Already up 19-4 and having seen some of Kansas’s new defensive looks, Mikal Bridges handles the ball and and receives a screen from Eric Paschall. When Paschall rolls to the rim, his defender, Marcus Garrett, pops out to double Bridges to force a sideways pass. Bridges, however has other plans.

“Gimmie Three Youngin’!”

Villanova’s superstar junior delivers a perfect pass over the top to Eric Paschall. Paschall is at the rim and has a chance to finish, but reminds himself that three is indeed worth more than two. Like clockwork, Collin Gillespie spots up in the corner. Paschall delivers the bounce pass and some words of encouragement, picked up clearly by a nearby microphone: “Gimmie three youngin’!

Three of Villanova’s four threes over a stretch of 4:32 starting at the 14:15 mark would come from a similar pick-and-roll formula. Kansas would aggressively over-pursue a Wildcat ball-handler, and Villanova would make the right pass or two to find the open shot. Easy money.


The Off the Dribble or When it’s Jalen Brunson’s World

From 8:47 until 5:02 in the first half, Jalen Brunson was unstoppable. The National Player of the Year and Villanova leader assisted on one three and hit three himself, pushing the Villanova lead to 15 points. The three threes Brunson hit came off the dribble and were unassisted. He was personally ruining Kansas.

What can you say about the clip above? Brunson has very little interest in utilizing the screen Damir Cosby-Roundtree is trying to set. Instead, he has his sites set on nailing a three from near NBA range and he’s chosen to torment Lagerald Vick in the process. Brunson nearly sends Vick to the FT line with his first hesitation, from then it’s over.

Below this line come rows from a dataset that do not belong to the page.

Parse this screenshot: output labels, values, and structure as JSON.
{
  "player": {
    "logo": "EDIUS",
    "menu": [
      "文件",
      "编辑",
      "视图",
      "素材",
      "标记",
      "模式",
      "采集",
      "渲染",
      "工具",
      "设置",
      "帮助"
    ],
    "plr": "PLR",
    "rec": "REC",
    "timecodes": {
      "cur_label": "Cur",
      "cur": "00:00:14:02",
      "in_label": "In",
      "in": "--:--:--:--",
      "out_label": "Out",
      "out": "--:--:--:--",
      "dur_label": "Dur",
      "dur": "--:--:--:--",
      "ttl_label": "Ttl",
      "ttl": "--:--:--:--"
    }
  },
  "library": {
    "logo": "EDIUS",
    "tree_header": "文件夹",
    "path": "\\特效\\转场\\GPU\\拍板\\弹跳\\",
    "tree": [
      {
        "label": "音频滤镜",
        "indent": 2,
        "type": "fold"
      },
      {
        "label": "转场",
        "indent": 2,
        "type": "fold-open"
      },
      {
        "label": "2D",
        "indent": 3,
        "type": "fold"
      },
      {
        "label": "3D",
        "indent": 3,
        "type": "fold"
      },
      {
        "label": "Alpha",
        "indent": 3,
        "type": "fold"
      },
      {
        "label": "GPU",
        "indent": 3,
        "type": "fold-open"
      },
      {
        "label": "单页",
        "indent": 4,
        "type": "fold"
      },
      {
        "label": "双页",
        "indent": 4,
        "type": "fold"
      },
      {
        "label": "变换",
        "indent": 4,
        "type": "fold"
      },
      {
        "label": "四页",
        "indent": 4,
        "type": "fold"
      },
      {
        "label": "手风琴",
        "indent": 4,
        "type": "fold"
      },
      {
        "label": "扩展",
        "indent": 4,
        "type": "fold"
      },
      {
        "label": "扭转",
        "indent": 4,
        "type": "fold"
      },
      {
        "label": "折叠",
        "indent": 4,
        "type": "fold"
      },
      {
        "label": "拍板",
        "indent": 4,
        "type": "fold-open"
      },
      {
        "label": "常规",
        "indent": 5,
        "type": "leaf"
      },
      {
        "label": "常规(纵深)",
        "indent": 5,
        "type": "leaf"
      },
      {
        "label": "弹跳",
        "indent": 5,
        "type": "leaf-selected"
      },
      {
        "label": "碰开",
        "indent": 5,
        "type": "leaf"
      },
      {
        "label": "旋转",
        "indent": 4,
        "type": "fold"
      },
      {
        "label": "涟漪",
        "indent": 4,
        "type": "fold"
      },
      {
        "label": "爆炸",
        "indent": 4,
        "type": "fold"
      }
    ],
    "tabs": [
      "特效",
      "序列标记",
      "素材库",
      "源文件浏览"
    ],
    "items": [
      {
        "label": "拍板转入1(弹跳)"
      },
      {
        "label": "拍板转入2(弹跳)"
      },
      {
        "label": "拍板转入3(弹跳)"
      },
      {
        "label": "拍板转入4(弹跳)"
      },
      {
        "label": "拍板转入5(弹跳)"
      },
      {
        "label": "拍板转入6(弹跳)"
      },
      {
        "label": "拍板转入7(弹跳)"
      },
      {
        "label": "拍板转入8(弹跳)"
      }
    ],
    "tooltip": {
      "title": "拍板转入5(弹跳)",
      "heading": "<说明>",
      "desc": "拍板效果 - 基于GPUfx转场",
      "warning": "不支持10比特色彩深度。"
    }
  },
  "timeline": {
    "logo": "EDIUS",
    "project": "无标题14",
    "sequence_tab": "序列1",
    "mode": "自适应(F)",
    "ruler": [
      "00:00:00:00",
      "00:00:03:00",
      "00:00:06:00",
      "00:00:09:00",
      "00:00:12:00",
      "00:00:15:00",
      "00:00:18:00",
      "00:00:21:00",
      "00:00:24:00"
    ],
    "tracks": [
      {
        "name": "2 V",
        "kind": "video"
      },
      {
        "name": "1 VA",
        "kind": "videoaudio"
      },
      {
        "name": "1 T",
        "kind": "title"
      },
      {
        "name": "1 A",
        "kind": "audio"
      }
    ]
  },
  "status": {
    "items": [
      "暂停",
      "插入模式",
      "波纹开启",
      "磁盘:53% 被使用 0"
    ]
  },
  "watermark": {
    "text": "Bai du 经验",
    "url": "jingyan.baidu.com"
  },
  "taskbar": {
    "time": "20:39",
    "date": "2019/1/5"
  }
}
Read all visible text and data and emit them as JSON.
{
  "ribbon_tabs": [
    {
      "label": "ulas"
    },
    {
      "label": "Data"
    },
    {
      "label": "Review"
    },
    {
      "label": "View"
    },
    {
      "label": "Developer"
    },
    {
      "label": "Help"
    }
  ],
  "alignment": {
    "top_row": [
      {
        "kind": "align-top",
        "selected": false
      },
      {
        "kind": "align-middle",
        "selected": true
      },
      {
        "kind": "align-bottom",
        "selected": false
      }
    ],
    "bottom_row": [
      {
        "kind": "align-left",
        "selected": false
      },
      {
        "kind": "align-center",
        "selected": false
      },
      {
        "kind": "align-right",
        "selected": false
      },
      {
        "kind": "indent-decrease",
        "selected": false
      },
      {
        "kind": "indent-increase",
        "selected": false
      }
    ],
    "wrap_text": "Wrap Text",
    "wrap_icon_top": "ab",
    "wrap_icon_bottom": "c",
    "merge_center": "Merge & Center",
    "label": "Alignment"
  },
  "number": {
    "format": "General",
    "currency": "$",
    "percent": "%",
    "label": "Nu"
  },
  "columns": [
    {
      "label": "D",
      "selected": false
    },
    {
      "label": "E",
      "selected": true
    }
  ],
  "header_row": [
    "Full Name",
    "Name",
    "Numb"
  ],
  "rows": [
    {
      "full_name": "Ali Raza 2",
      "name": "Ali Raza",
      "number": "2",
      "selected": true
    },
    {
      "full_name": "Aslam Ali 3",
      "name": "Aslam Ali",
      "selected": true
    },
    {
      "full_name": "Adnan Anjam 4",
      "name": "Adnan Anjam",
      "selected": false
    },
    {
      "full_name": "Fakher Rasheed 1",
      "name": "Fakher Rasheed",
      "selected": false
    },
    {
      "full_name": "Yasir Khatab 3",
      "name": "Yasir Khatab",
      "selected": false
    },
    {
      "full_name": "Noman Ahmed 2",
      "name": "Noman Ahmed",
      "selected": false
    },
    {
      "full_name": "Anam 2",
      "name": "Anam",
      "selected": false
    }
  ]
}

For the most part, the ‘Cats had no need to settle for threes off the bounce. Of the 18 the team knocked down on the night, only four were of this variety, three of which came from Brunson towards the end of the half. Sometimes, though, you just gotta do it to ‘em.


When It’s All Working

Villanova’s shooting on the night was spectacular to behold, and the individual performances of Eric Paschall and Jalen Brunson will go down in Wildcat lore. All that said, what the team did from a strategy and execution standpoint was most impressive of all.

Jay Wright concocted a game plan that was equal parts genius and diabolical for Saturday. In the first four minutes he blitzed KU’s weak man defense and forced Bill Self to reconsider the minutes he planned to give to two of his best five players.

When the Jayhawks showed Villanova a different look, the Wildcats showed KU a different kind of offense. Self and Kansas took away the dribble drive, so Villanova moved the ball laterally and vertically with pace, exploiting the 2-on-1 and 3-on-2 situations that resulted from Kansas double teams. By the time the dust settled and Jalen wrecked his havoc, Villanova was up 15 and heading to the locker room having already tied the Final Four record for threes.

Fittingly, Eric Paschall would take down the record, making a preposterous three from Kris Jenkins range as the shot clock expired. While there was some luck involved with his shot, make no mistake, nothing was lucky about what Villanova did to Kansas. The team broke records and defenses, and that was exactly what they were planning on doing the whole time.